Task goal. Which lines of the data include the string "Nastavení"? List them all.

Stored data entries.
⟨

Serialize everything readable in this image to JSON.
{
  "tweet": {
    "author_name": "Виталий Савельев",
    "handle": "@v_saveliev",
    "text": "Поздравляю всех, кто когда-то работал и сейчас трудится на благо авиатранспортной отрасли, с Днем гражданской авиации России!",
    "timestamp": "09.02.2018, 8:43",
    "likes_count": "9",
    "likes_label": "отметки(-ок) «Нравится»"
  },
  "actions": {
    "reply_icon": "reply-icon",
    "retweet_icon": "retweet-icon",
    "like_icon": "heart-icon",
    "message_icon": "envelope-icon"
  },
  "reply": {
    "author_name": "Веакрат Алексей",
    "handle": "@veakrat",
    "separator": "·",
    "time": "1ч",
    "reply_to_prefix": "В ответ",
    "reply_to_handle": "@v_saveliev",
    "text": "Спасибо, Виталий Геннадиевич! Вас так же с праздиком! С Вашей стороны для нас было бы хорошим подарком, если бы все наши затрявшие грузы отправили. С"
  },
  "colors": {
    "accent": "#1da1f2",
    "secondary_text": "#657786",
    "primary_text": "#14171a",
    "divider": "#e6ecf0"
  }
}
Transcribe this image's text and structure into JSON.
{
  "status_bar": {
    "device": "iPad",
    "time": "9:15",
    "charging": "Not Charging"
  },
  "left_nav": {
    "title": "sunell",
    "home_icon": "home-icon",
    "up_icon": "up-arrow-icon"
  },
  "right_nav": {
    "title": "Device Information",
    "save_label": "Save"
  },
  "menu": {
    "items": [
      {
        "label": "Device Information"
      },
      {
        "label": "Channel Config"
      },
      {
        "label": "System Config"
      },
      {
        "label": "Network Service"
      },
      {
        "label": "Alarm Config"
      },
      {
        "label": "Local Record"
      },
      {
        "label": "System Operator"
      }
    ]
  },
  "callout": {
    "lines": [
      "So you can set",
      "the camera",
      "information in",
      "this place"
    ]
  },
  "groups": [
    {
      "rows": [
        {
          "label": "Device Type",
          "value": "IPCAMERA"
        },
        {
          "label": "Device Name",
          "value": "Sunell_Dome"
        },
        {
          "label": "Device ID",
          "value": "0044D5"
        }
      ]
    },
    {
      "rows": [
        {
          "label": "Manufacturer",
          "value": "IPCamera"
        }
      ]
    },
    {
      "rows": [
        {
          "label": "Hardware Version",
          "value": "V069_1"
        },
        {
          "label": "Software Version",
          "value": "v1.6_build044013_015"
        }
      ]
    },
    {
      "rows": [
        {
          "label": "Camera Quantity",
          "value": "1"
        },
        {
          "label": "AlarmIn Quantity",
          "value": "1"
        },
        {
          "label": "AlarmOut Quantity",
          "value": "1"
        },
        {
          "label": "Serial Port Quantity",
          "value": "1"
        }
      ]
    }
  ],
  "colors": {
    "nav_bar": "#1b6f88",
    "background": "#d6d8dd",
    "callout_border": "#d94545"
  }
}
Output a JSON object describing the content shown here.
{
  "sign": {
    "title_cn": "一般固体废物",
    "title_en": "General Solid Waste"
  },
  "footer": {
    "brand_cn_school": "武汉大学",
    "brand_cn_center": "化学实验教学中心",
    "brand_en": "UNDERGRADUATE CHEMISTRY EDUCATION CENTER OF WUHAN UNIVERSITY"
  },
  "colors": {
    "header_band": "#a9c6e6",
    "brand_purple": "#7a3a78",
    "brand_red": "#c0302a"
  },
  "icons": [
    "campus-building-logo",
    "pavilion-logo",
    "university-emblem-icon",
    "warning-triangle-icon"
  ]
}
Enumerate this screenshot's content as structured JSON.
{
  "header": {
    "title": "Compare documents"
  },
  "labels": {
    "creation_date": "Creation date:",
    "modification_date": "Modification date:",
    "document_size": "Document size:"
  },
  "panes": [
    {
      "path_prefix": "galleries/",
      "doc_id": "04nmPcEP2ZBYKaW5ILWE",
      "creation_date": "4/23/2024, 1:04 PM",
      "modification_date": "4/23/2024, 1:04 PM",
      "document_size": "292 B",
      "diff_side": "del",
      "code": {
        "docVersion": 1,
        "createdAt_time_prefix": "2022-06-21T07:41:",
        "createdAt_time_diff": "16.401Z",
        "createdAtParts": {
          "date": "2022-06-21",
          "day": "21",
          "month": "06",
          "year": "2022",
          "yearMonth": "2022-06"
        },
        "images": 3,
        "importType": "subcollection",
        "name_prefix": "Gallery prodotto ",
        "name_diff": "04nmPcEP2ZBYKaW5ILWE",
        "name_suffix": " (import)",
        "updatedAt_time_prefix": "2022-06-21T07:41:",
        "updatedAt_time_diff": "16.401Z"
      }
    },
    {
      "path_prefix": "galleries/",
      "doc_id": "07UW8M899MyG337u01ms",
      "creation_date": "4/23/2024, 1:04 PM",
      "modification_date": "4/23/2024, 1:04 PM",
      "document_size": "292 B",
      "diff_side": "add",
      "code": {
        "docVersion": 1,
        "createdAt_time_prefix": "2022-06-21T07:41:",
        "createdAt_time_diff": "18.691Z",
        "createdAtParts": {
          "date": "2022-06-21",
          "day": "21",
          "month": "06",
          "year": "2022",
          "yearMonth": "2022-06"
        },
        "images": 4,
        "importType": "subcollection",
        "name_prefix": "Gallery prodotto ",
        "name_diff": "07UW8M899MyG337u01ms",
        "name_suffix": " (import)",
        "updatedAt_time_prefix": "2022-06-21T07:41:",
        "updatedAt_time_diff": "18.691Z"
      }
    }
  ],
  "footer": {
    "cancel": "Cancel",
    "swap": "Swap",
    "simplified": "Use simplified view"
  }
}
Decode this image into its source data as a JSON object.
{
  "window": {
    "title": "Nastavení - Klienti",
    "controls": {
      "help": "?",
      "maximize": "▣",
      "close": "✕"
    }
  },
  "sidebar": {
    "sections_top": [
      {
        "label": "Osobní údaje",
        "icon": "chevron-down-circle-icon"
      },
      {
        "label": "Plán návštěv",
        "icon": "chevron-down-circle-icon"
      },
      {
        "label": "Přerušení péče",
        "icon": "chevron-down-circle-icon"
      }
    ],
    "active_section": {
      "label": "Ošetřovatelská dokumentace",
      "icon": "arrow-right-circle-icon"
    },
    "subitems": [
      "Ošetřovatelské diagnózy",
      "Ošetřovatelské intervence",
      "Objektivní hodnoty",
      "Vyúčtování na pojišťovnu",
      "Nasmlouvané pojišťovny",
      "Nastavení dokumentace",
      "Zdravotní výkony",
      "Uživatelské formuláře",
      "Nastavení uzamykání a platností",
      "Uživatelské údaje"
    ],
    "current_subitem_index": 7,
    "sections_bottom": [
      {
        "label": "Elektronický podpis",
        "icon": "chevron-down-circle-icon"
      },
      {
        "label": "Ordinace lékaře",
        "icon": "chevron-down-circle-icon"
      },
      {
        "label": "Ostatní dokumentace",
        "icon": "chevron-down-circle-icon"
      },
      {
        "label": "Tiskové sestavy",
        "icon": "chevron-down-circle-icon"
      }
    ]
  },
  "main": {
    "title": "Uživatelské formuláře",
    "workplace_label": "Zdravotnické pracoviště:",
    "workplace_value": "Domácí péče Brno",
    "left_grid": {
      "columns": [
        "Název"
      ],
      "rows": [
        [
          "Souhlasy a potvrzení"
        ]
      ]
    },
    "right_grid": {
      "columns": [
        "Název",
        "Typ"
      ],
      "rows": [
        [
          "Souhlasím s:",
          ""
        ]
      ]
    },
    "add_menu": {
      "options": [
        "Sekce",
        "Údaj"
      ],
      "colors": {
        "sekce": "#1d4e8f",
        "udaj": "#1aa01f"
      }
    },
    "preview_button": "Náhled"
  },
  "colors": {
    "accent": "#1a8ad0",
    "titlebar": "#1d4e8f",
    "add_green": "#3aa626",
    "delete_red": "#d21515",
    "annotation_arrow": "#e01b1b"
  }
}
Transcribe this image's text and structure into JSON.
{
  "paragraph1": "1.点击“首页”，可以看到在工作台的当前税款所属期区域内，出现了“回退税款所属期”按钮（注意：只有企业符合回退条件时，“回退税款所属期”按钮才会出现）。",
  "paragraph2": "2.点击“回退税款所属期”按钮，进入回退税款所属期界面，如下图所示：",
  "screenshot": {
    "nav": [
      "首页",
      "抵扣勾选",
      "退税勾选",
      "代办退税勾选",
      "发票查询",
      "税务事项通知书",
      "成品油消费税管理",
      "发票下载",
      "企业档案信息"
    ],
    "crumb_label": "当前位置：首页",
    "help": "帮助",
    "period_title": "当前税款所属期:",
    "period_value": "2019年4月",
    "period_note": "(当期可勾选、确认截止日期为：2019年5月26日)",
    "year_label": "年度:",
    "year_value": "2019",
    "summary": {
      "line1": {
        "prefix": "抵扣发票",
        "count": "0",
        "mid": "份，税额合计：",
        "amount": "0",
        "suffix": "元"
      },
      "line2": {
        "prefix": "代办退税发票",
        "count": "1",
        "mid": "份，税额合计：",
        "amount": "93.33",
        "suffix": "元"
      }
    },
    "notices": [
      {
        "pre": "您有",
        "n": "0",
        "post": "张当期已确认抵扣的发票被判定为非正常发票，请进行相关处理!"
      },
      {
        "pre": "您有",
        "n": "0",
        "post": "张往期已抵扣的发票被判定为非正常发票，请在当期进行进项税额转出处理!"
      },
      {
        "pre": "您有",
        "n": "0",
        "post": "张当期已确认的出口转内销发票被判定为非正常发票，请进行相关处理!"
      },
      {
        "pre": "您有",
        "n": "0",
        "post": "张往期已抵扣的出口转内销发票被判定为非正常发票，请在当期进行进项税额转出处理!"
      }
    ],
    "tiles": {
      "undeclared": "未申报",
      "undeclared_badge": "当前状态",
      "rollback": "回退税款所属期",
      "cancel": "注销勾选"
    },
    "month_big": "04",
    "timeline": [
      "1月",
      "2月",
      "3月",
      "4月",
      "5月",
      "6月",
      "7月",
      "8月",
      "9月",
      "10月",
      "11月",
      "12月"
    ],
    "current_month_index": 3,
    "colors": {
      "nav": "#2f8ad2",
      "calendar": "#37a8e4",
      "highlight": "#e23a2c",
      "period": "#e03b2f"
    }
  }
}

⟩

Response area.
    "title": "Nastavení - Klienti",
      "Nastavení dokumentace",
      "Nastavení uzamykání a platností",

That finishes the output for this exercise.